  7. ^ "1950 Census of Population" (PDF). 1: Number of Inhabitants. Bureau of the Census. 1952. Section 6, Pages 21-10 and 21-11, Massachusetts Table 6. Population of Counties by Minor Civil Divisions: 1930 to 1950. Archived (PDF) from the original on June 9, 2011. Retrieved July 12, 2011. ((cite journal)): Cite journal requires |journal= (help)
  8. ^ "1920 Census of Population" (PDF). Bureau of the Census. Number of Inhabitants, by Counties and Minor Civil Divisions. Pages 21-5 through 21-7. Massachusetts Table 2. Population of Counties by Minor Civil Divisions: 1920, 1910, and 1920. Retrieved July 12, 2011.
  9. ^ "1890 Census of the Population" (PDF). Department of the Interior, Census Office. Pages 179 through 182. Massachusetts Table 5. Population of States and Territories by Minor Civil Divisions: 1880 and 1890. Retrieved July 12, 2011.
  10. ^ "1870 Census of the Population" (PDF). Department of the Interior, Census Office. 1872. Pages 217 through 220. Table IX. Population of Minor Civil Divisions, &c. Massachusetts. Archived (PDF) from the original on January 26, 2005. Retrieved July 12, 2011.

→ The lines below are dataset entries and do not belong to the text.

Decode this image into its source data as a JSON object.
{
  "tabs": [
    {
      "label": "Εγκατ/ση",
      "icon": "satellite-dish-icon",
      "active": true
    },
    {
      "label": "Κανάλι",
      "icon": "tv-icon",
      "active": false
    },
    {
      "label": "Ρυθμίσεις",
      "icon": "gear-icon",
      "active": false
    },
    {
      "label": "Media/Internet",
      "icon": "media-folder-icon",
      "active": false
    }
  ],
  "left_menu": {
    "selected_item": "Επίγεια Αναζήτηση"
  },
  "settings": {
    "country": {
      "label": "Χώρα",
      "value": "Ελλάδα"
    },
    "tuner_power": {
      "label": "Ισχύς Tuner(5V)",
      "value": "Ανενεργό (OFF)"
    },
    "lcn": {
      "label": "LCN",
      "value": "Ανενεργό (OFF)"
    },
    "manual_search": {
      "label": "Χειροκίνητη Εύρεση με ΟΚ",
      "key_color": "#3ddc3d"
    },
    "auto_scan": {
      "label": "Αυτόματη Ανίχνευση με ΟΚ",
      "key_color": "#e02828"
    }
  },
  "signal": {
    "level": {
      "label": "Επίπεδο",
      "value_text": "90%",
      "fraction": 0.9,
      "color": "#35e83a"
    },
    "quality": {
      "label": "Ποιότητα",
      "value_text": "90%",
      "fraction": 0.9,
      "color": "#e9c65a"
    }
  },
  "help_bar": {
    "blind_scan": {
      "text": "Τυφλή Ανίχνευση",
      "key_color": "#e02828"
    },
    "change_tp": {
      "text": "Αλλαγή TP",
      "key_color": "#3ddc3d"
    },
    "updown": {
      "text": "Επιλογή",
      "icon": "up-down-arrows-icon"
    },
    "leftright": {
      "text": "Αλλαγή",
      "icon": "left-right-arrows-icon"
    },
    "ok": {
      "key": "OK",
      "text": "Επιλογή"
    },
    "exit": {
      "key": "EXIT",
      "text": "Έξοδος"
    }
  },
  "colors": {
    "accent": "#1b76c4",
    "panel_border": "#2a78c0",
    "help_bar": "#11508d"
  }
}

  11. ^ "City and Town Population Totals: 2020-2022". United States Census Bureau. Retrieved November 10, 2023.
  12. ^ "U.S. Census website". United States Census Bureau. Retrieved January 31, 2008.
  13. ^ "Town of Norfolk, MA Code". Town of Norfolk, MA Code. Retrieved March 1, 2023.
  14. ^ "Select Board | Norfolk, MA". Retrieved March 1, 2023.
  15. ^ "Boards & Committees| Norfolk, MA". Retrieved March 1, 2023.
  16. ^ "Senate Members". Retrieved February 24, 2023.
  17. ^ "2020 CENSUS - SCHOOL DISTRICT REFERENCE MAP: Norfolk County, MA" (PDF). U.S. Census Bureau. Archived (PDF) from the original on August 7, 2022. Retrieved October 17, 2022.
  18. ^ MBTA > Schedules & Maps > Commuter Rail > Norfolk
  19. ^ "Minutes from the Fall Town Special Meeting December 1, 2015" (PDF). Town of Norfolk, Massachusetts. Archived from the original (PDF) on June 24, 2016. Retrieved May 19, 2016.
  20. ^ "2020 CENSUS - CENSUS BLOCK MAP: Walpole town, MA" (PDF). U.S. Census Bureau. p. 3 (PDF p. 4/4). Archived (PDF) from the original on October 17, 2022. Retrieved October 17, 2022. Massachusetts Correctional Institution-Cedar Junction
  21. ^ "2020 CENSUS - CENSUS BLOCK MAP: Norfolk town, MA" (PDF). U.S. Census Bureau. Archived (PDF) from the original on October 17, 2022. Retrieved October 17, 2022. Massachusetts Correctional Institution-Cedar Junction